Anushay Hossain: “I thought that the women did do a good job combined in both the debates and making Biden - who I liked very much personally, and I think he's wonderful - but I feel like he has been shown kind of outdated, old. I think Gillibrand did a good job kind of showing him that he wasn't maybe as pro-women and modern as you would think. Then Harris, the first debate, obviously made him look like he was behind on race issues. But then you see the numbers and you're like, maybe they didn't, and weren't as effective.”
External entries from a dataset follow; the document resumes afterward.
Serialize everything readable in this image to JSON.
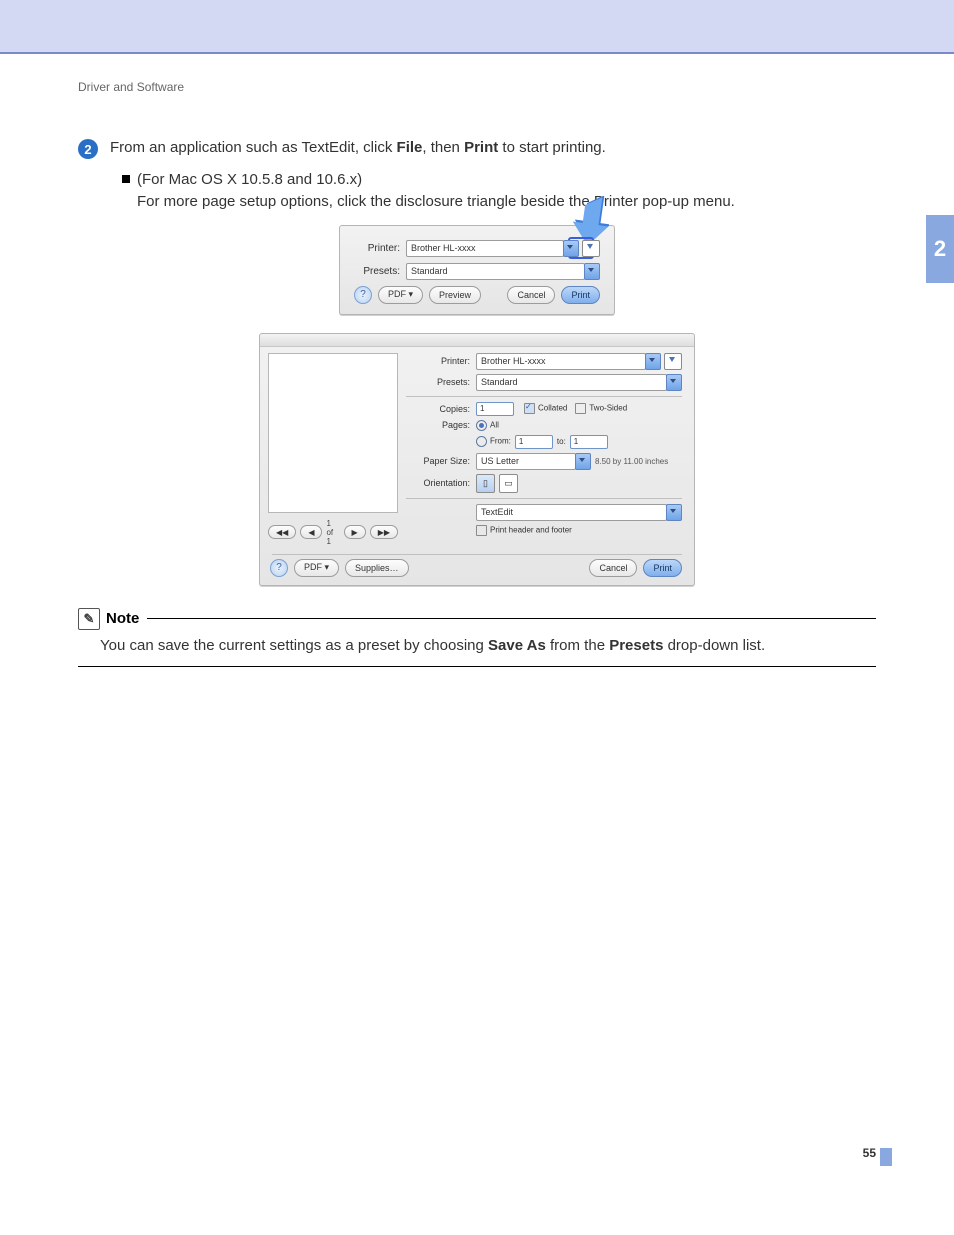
{
  "header": {
    "running": "Driver and Software"
  },
  "chapter": "2",
  "step": {
    "num": "2",
    "text_pre": "From an application such as TextEdit, click ",
    "text_b1": "File",
    "text_mid": ", then ",
    "text_b2": "Print",
    "text_post": " to start printing."
  },
  "sub": {
    "paren": "(For Mac OS X 10.5.8 and 10.6.x)",
    "body": "For more page setup options, click the disclosure triangle beside the Printer pop-up menu."
  },
  "dlg_small": {
    "printer_lbl": "Printer:",
    "presets_lbl": "Presets:",
    "printer_val": "Brother HL-xxxx",
    "presets_val": "Standard",
    "pdf": "PDF ▾",
    "preview": "Preview",
    "cancel": "Cancel",
    "print": "Print"
  },
  "dlg_large": {
    "printer_lbl": "Printer:",
    "presets_lbl": "Presets:",
    "printer_val": "Brother HL-xxxx",
    "presets_val": "Standard",
    "copies_lbl": "Copies:",
    "copies_val": "1",
    "collated": "Collated",
    "twosided": "Two-Sided",
    "pages_lbl": "Pages:",
    "all": "All",
    "from": "From:",
    "from_val": "1",
    "to": "to:",
    "to_val": "1",
    "psize_lbl": "Paper Size:",
    "psize_val": "US Letter",
    "psize_dim": "8.50 by 11.00 inches",
    "orient_lbl": "Orientation:",
    "app_popup": "TextEdit",
    "hdrftr": "Print header and footer",
    "pager": "1 of 1",
    "pdf": "PDF ▾",
    "supplies": "Supplies…",
    "cancel": "Cancel",
    "print": "Print"
  },
  "note": {
    "title": "Note",
    "body_pre": "You can save the current settings as a preset by choosing ",
    "body_b1": "Save As",
    "body_mid": " from the ",
    "body_b2": "Presets",
    "body_post": " drop-down list."
  },
  "page_number": "55"
}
Tiana Lowe: “It is important to note though, in head to head matchups, Biden is the only one who beats Trump. And there's that Quinnipiac poll that came out a couple weeks ago that shows Biden could take back Texas. Will Heard is not running for reelection. Texas is back in play. If you look at how well Beto O’Rourke did, mind you, against Ted Cruz, Texas is in play and Biden could put it back in play.”
Bonnie Erbe: “That's what makes [Biden] popular, sort of his old fashionism, if you will. The fact that he's white, the fact that he's an old guy, is appealing to who the Democrats are going to need to appeal to in the general election.”
According to researchers, black girls tend to be treated as if they were older than they actually are and are therefore more likely to be reprimanded than their white counterparts.
Eleanor Holmes Norton: “I really want to look at what it is that keeps black girls from feeling fully equal, to do what she has to do... I would look at how she's treated in school, I would forget this thing about the home, I look with what happens when she comes into the wider world and try to focus there, that's where you can get people treated equally.”
Patrice Onwuka: “I will say that there's a social angle to this. And people will not like what I say when I say this, but we often glorify videos of little girls and babies dancing, in frankly, sexualized ways because it's cute, but it's not cute...So I think there's a role for us as parents, to really be careful about what we consider cute and put out on social media.”
Anushay Hossain: “I think what's so interesting about this study is because a lot of this came up during the whole R. Kelly scandal. There were saying that the reason he didn't get prosecuted sooner or he wasn't behind bars sooner is because he was doing this with so many underage black girls and that they weren't viewed with the same kind of sympathy.”
Tiana Lowe: “Could it just be more that as a culture, we are willing to turn a blind eye away from victims of people in power, of victims of people like R. Kelly or like Jeffrey Epstein?”
Bonnie Erbe: “If you look at some of [R. Kelly’s] videos, and he's not the only rapper, but I mean rapper videos of black women... it's disgusting what a lot of white musicians do to white women in those videos [as well]. But when you see them basically not clothed at all and wiggling all parts of their intimates all over the place, I wonder how much that plays into it.”